##### Material provided

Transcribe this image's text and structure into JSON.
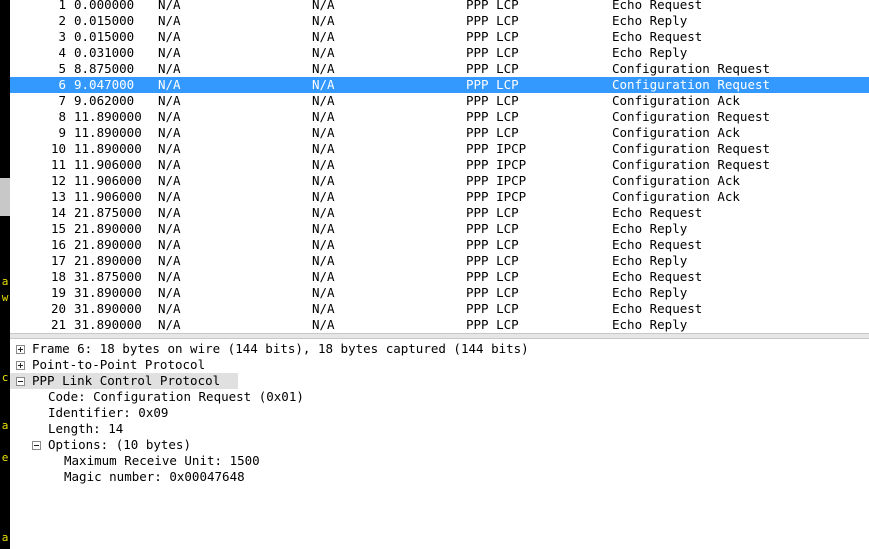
{
  "left_strip": {
    "letters": [
      "a",
      "w",
      "c",
      "a",
      "e",
      "a"
    ]
  },
  "packets": [
    {
      "no": "1",
      "time": "0.000000",
      "source": "N/A",
      "destination": "N/A",
      "protocol": "PPP LCP",
      "info": "Echo Request"
    },
    {
      "no": "2",
      "time": "0.015000",
      "source": "N/A",
      "destination": "N/A",
      "protocol": "PPP LCP",
      "info": "Echo Reply"
    },
    {
      "no": "3",
      "time": "0.015000",
      "source": "N/A",
      "destination": "N/A",
      "protocol": "PPP LCP",
      "info": "Echo Request"
    },
    {
      "no": "4",
      "time": "0.031000",
      "source": "N/A",
      "destination": "N/A",
      "protocol": "PPP LCP",
      "info": "Echo Reply"
    },
    {
      "no": "5",
      "time": "8.875000",
      "source": "N/A",
      "destination": "N/A",
      "protocol": "PPP LCP",
      "info": "Configuration Request"
    },
    {
      "no": "6",
      "time": "9.047000",
      "source": "N/A",
      "destination": "N/A",
      "protocol": "PPP LCP",
      "info": "Configuration Request",
      "selected": true
    },
    {
      "no": "7",
      "time": "9.062000",
      "source": "N/A",
      "destination": "N/A",
      "protocol": "PPP LCP",
      "info": "Configuration Ack"
    },
    {
      "no": "8",
      "time": "11.890000",
      "source": "N/A",
      "destination": "N/A",
      "protocol": "PPP LCP",
      "info": "Configuration Request"
    },
    {
      "no": "9",
      "time": "11.890000",
      "source": "N/A",
      "destination": "N/A",
      "protocol": "PPP LCP",
      "info": "Configuration Ack"
    },
    {
      "no": "10",
      "time": "11.890000",
      "source": "N/A",
      "destination": "N/A",
      "protocol": "PPP IPCP",
      "info": "Configuration Request"
    },
    {
      "no": "11",
      "time": "11.906000",
      "source": "N/A",
      "destination": "N/A",
      "protocol": "PPP IPCP",
      "info": "Configuration Request"
    },
    {
      "no": "12",
      "time": "11.906000",
      "source": "N/A",
      "destination": "N/A",
      "protocol": "PPP IPCP",
      "info": "Configuration Ack"
    },
    {
      "no": "13",
      "time": "11.906000",
      "source": "N/A",
      "destination": "N/A",
      "protocol": "PPP IPCP",
      "info": "Configuration Ack"
    },
    {
      "no": "14",
      "time": "21.875000",
      "source": "N/A",
      "destination": "N/A",
      "protocol": "PPP LCP",
      "info": "Echo Request"
    },
    {
      "no": "15",
      "time": "21.890000",
      "source": "N/A",
      "destination": "N/A",
      "protocol": "PPP LCP",
      "info": "Echo Reply"
    },
    {
      "no": "16",
      "time": "21.890000",
      "source": "N/A",
      "destination": "N/A",
      "protocol": "PPP LCP",
      "info": "Echo Request"
    },
    {
      "no": "17",
      "time": "21.890000",
      "source": "N/A",
      "destination": "N/A",
      "protocol": "PPP LCP",
      "info": "Echo Reply"
    },
    {
      "no": "18",
      "time": "31.875000",
      "source": "N/A",
      "destination": "N/A",
      "protocol": "PPP LCP",
      "info": "Echo Request"
    },
    {
      "no": "19",
      "time": "31.890000",
      "source": "N/A",
      "destination": "N/A",
      "protocol": "PPP LCP",
      "info": "Echo Reply"
    },
    {
      "no": "20",
      "time": "31.890000",
      "source": "N/A",
      "destination": "N/A",
      "protocol": "PPP LCP",
      "info": "Echo Request"
    },
    {
      "no": "21",
      "time": "31.890000",
      "source": "N/A",
      "destination": "N/A",
      "protocol": "PPP LCP",
      "info": "Echo Reply"
    }
  ],
  "details": [
    {
      "text": "Frame 6: 18 bytes on wire (144 bits), 18 bytes captured (144 bits)",
      "depth": 0,
      "expander": "plus"
    },
    {
      "text": "Point-to-Point Protocol",
      "depth": 0,
      "expander": "plus"
    },
    {
      "text": "PPP Link Control Protocol",
      "depth": 0,
      "expander": "minus",
      "selected": true
    },
    {
      "text": "Code: Configuration Request (0x01)",
      "depth": 1,
      "expander": "none"
    },
    {
      "text": "Identifier: 0x09",
      "depth": 1,
      "expander": "none"
    },
    {
      "text": "Length: 14",
      "depth": 1,
      "expander": "none"
    },
    {
      "text": "Options: (10 bytes)",
      "depth": 1,
      "expander": "minus"
    },
    {
      "text": "Maximum Receive Unit: 1500",
      "depth": 2,
      "expander": "none"
    },
    {
      "text": "Magic number: 0x00047648",
      "depth": 2,
      "expander": "none"
    }
  ]
}
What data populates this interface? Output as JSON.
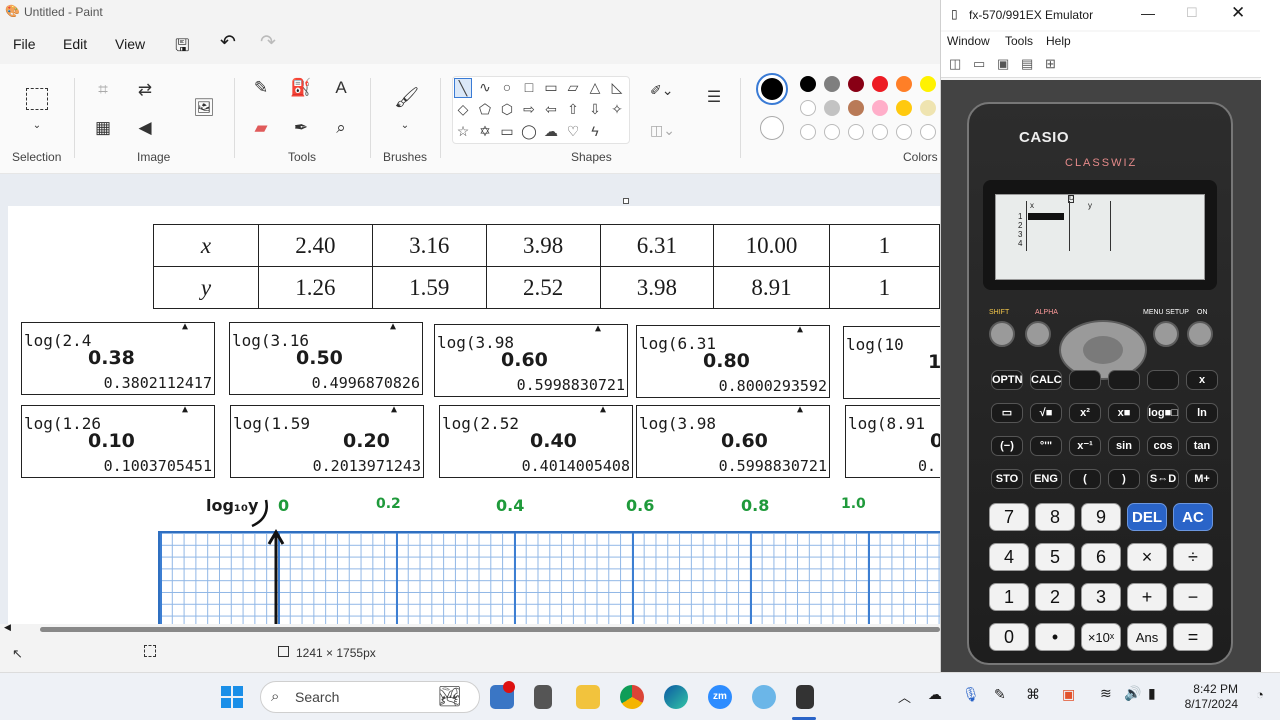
{
  "paint": {
    "title": "Untitled - Paint",
    "menu": [
      "File",
      "Edit",
      "View"
    ],
    "groups": {
      "selection": "Selection",
      "image": "Image",
      "tools": "Tools",
      "brushes": "Brushes",
      "shapes": "Shapes",
      "colors": "Colors"
    },
    "colors": {
      "row1": [
        "#000000",
        "#7f7f7f",
        "#880015",
        "#ed1c24",
        "#ff7f27",
        "#fff200"
      ],
      "row2": [
        "#ffffff",
        "#c3c3c3",
        "#b97a57",
        "#ffaec9",
        "#ffc90e",
        "#efe4b0"
      ]
    },
    "status": {
      "canvas_size": "1241 × 1755px"
    },
    "table": {
      "x_label": "x",
      "y_label": "y",
      "x_values": [
        "2.40",
        "3.16",
        "3.98",
        "6.31",
        "10.00",
        "1"
      ],
      "y_values": [
        "1.26",
        "1.59",
        "2.52",
        "3.98",
        "8.91",
        "1"
      ]
    },
    "calc_boxes_row1": [
      {
        "expr": "log(2.4",
        "hw": "0.38",
        "res": "0.3802112417"
      },
      {
        "expr": "log(3.16",
        "hw": "0.50",
        "res": "0.4996870826"
      },
      {
        "expr": "log(3.98",
        "hw": "0.60",
        "res": "0.5998830721"
      },
      {
        "expr": "log(6.31",
        "hw": "0.80",
        "res": "0.8000293592"
      },
      {
        "expr": "log(10",
        "hw": "1.",
        "res": ""
      }
    ],
    "calc_boxes_row2": [
      {
        "expr": "log(1.26",
        "hw": "0.10",
        "res": "0.1003705451"
      },
      {
        "expr": "log(1.59",
        "hw": "0.20",
        "res": "0.2013971243"
      },
      {
        "expr": "log(2.52",
        "hw": "0.40",
        "res": "0.4014005408"
      },
      {
        "expr": "log(3.98",
        "hw": "0.60",
        "res": "0.5998830721"
      },
      {
        "expr": "log(8.91",
        "hw": "0.",
        "res": "0."
      }
    ],
    "graph": {
      "axis_label": "log₁₀y",
      "ticks": [
        "0",
        "0.2",
        "0.4",
        "0.6",
        "0.8",
        "1.0"
      ]
    }
  },
  "emulator": {
    "title": "fx-570/991EX Emulator",
    "menu": [
      "Window",
      "Tools",
      "Help"
    ],
    "brand": "CASIO",
    "model": "CLASSWIZ",
    "lcd": {
      "col_x": "x",
      "col_y": "y",
      "rows": [
        "1",
        "2",
        "3",
        "4"
      ]
    },
    "keys": {
      "shift": "SHIFT",
      "alpha": "ALPHA",
      "menu": "MENU SETUP",
      "on": "ON",
      "r1": [
        "OPTN",
        "CALC",
        "",
        "",
        "",
        "x"
      ],
      "r2": [
        "▭",
        "√■",
        "x²",
        "x■",
        "log■□",
        "ln"
      ],
      "r3": [
        "(−)",
        "°'\"",
        "x⁻¹",
        "sin",
        "cos",
        "tan"
      ],
      "r4": [
        "STO",
        "ENG",
        "(",
        ")",
        "S⇔D",
        "M+"
      ],
      "num": [
        [
          "7",
          "8",
          "9",
          "DEL",
          "AC"
        ],
        [
          "4",
          "5",
          "6",
          "×",
          "÷"
        ],
        [
          "1",
          "2",
          "3",
          "+",
          "−"
        ],
        [
          "0",
          "•",
          "×10ˣ",
          "Ans",
          "="
        ]
      ]
    }
  },
  "taskbar": {
    "search": "Search",
    "time": "8:42 PM",
    "date": "8/17/2024"
  }
}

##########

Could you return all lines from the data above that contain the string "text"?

Response
Transcribe this image's text and structure into JSON.
      "text": "Frame 6: 18 bytes on wire (144 bits), 18 bytes captured (144 bits)",
      "text": "Point-to-Point Protocol",
      "text": "PPP Link Control Protocol",
      "text": "Code: Configuration Request (0x01)",
      "text": "Identifier: 0x09",
      "text": "Length: 14",
      "text": "Options: (10 bytes)",
      "text": "Maximum Receive Unit: 1500",
      "text": "Magic number: 0x00047648",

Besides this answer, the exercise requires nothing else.